Radio Documentary: The Cool Rebellion with Howard K. Smith: The noted news announcer takes a look at the Beats through decidedly conservative-colored lenses. An interesting exchange between a Beat and a Square at a nightclub typifies the cultural divide between the middle-aged middle-class and a rising tide of discontent with material Western values.

Radio Documentary: “Footloose in Greenwich Village” WNYC FM (1960): A well-produced portrait of the Mecca of the Beat Movement at the height of its cultural influence.

Radio Interview: A Great Day in Harlem: On August 12, 1958, many Jazz musicians of the Beat era got together for a picture. In this piece, I interview Jean Bach who directed the 1994 Academy Award nominated documentary, A Great Day in Harlem, about this famous photo.

Review: Edward Dorn's Gunslinger: Dorn is associated with the Black Mountain Poets, contemporaneous to the Beat Movement with whom they shared writers and editors and similar poetic sensibilities. Dorn’s masterpiece, Gunslinger, is a psychedelic ride through the American cultural landscape of the 1960s.

San Francisco Scene (The Beat Generation) — Jack Kerouac: Kerouac paints a portrait in words of the underground Beat scene in the City by the Bay.

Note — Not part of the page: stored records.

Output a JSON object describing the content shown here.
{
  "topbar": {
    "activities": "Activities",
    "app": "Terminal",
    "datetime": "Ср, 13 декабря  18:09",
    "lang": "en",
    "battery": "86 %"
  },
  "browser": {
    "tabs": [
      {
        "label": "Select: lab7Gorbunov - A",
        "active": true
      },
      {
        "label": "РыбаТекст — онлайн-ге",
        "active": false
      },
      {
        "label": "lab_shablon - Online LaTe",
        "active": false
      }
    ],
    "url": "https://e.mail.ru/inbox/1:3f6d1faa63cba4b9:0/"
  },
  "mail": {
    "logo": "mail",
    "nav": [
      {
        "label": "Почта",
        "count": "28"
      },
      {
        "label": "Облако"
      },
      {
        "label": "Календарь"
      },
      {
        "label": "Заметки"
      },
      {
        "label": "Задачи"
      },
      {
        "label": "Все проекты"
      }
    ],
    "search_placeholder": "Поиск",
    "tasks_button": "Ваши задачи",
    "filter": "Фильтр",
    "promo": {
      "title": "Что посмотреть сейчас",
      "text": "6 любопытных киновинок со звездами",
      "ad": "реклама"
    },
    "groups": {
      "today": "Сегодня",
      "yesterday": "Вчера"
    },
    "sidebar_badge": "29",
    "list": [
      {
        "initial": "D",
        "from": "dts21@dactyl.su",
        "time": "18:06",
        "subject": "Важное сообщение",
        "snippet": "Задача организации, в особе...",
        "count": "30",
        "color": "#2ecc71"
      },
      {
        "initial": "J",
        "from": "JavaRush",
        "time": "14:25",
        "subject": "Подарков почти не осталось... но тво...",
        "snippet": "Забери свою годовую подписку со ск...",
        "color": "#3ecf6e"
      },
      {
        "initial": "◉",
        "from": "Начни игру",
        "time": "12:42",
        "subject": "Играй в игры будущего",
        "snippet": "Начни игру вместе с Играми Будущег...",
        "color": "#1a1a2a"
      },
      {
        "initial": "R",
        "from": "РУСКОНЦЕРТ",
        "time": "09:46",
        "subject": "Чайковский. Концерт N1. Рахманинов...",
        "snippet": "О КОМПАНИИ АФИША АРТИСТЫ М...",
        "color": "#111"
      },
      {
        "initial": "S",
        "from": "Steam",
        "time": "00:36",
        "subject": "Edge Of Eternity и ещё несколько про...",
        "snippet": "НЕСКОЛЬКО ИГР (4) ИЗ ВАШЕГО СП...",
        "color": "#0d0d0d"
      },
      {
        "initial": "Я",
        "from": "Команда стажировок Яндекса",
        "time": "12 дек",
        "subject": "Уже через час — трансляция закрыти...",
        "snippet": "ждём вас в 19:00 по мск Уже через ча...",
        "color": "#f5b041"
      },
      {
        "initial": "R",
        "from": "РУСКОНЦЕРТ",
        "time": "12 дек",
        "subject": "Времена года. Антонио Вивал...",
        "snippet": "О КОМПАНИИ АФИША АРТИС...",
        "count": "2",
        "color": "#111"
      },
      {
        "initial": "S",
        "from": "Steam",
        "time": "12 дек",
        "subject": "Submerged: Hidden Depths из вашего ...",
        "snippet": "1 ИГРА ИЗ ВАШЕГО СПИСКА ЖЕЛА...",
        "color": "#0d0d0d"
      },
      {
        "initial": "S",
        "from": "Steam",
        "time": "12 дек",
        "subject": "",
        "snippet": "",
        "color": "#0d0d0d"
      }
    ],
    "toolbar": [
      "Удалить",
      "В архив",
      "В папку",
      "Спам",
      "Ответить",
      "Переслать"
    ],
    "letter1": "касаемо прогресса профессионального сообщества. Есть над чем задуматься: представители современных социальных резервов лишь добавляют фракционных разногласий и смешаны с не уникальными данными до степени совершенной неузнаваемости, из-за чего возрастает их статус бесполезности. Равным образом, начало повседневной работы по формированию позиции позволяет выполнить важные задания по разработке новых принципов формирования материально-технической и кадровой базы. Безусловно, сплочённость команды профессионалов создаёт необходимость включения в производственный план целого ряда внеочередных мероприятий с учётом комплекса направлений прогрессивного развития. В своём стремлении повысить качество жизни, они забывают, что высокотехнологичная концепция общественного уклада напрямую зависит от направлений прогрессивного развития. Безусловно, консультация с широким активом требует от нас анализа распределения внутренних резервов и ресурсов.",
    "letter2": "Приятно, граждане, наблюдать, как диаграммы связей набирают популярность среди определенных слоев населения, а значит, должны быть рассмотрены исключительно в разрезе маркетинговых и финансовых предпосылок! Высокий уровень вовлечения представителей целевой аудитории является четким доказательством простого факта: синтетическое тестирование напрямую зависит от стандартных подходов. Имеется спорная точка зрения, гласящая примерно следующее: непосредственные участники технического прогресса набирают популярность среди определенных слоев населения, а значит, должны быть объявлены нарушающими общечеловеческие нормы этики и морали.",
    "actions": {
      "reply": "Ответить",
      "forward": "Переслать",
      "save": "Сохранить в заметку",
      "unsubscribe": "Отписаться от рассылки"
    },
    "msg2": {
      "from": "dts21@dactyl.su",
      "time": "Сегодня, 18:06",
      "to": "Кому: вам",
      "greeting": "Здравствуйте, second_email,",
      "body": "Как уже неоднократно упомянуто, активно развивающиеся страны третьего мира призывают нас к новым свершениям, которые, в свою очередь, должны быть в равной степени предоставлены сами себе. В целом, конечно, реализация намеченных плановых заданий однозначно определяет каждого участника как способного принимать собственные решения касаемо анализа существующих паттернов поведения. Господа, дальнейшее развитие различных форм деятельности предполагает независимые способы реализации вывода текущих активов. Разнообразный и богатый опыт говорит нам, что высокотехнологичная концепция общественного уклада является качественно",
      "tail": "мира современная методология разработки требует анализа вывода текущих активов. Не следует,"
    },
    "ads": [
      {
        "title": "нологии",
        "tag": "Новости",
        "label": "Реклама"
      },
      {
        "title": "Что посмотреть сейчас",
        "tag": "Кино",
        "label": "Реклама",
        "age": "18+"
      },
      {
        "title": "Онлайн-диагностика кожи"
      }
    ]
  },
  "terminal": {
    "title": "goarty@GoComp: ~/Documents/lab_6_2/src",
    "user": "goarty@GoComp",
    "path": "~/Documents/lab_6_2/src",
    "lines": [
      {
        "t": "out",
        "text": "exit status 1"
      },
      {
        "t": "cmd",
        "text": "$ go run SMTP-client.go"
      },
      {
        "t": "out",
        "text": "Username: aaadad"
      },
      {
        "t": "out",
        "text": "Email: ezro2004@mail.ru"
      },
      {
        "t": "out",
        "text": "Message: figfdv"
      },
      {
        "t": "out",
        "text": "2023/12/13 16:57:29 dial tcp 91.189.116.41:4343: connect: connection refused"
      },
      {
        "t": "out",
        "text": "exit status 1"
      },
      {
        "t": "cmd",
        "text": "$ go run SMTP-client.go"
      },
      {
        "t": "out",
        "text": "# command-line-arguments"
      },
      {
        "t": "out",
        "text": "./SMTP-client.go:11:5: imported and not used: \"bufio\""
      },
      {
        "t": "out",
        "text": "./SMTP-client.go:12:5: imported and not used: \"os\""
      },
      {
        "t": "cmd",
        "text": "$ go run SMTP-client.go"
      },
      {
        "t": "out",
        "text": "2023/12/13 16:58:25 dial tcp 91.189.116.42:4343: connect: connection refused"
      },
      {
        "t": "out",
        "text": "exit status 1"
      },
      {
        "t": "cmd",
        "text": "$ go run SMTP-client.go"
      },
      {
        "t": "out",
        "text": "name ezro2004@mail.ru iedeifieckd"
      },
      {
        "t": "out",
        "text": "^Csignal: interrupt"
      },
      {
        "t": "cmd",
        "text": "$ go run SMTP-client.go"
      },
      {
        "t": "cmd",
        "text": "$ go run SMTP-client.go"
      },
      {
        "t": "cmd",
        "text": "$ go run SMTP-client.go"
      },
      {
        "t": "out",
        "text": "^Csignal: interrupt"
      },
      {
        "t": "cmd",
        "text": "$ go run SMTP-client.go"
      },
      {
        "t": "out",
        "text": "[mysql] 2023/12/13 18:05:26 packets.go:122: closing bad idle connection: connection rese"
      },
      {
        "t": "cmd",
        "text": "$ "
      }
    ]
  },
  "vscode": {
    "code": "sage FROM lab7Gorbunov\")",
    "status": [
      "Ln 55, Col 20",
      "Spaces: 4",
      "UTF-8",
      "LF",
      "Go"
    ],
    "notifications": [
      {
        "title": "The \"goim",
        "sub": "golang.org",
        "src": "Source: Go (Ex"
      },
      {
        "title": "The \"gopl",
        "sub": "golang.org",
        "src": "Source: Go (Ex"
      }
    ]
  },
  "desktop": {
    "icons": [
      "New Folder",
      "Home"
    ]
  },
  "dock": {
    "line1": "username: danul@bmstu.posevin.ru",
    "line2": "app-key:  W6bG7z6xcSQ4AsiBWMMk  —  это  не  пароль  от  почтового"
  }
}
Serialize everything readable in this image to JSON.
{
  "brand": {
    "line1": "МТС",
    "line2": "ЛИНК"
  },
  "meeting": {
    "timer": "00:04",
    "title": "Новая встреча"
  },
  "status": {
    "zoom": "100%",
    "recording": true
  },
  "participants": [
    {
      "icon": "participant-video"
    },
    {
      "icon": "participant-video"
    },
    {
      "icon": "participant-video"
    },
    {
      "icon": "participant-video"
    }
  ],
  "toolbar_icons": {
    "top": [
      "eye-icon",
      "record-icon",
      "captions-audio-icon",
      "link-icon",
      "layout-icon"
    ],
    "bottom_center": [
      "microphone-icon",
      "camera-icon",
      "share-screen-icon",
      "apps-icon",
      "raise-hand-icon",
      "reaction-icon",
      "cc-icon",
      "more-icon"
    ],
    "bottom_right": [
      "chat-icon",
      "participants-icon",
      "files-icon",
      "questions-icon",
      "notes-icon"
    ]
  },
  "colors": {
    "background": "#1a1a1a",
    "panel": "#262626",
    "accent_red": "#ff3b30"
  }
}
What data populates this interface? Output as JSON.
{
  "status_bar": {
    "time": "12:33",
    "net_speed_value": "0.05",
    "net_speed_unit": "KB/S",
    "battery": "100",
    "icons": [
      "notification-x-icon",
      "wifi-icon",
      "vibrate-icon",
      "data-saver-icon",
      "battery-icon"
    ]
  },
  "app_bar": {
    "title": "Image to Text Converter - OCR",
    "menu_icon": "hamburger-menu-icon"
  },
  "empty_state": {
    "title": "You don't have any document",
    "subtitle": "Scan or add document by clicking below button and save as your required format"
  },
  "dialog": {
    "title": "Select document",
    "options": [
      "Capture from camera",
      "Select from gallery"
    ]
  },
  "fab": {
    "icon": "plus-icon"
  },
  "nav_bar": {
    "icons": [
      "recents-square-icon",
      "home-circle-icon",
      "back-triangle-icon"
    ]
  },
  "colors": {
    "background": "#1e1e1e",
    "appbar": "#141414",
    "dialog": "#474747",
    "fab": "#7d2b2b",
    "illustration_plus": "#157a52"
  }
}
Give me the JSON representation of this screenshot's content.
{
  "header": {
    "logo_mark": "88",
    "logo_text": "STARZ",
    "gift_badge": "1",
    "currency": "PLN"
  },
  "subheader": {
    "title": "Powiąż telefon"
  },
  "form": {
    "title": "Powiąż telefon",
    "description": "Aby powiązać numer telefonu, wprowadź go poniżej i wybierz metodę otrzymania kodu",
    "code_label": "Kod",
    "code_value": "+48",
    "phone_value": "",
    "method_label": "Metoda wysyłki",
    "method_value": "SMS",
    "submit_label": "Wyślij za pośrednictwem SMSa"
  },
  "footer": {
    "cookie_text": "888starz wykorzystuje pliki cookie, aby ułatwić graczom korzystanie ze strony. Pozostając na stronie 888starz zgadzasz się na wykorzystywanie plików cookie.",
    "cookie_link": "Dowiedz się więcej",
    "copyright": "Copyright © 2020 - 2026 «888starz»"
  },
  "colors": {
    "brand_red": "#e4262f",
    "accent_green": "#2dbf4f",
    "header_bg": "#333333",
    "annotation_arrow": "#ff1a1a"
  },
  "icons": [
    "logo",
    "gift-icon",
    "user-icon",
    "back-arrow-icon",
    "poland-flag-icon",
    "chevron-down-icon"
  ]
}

The Bloody Brood (1959): From the Aeolus 13 Umbra YouTube channel. Directed by Julian Roffman. Starring Peter Falk with Barbara Lord, Jack Betts, and Ron Hartmann. A man's investigation into his brother's death leads him into the underground world of THE BEATNIKS! Jazz, poetry, bongos, and DEATH!

The Greenwich Village Poets: Charles Kuralt Reporting: No collection would be complete without some bad Beatnik-era poetry.

The Little Shop of Horrors (1960): From the Aeolus 13 Umbra YouTube channel. Directed by Roger Corman. Filmed shortly after A Bucket of Blood, The Little Shop of Horrors shares some of the same sets. While not a Beat film per se, the movie’s dark humor and down-trodden characters fit in perfectly with the Beat’s groove — like, you know what I mean, man?

William Burroughs: "Naked Lunch (Excerpt)”: A short excerpt from his novel read by the Beat icon himself. Video by yours truly.

Note: All media is hosted on Aeolus 13 Umbra's YouTube channel.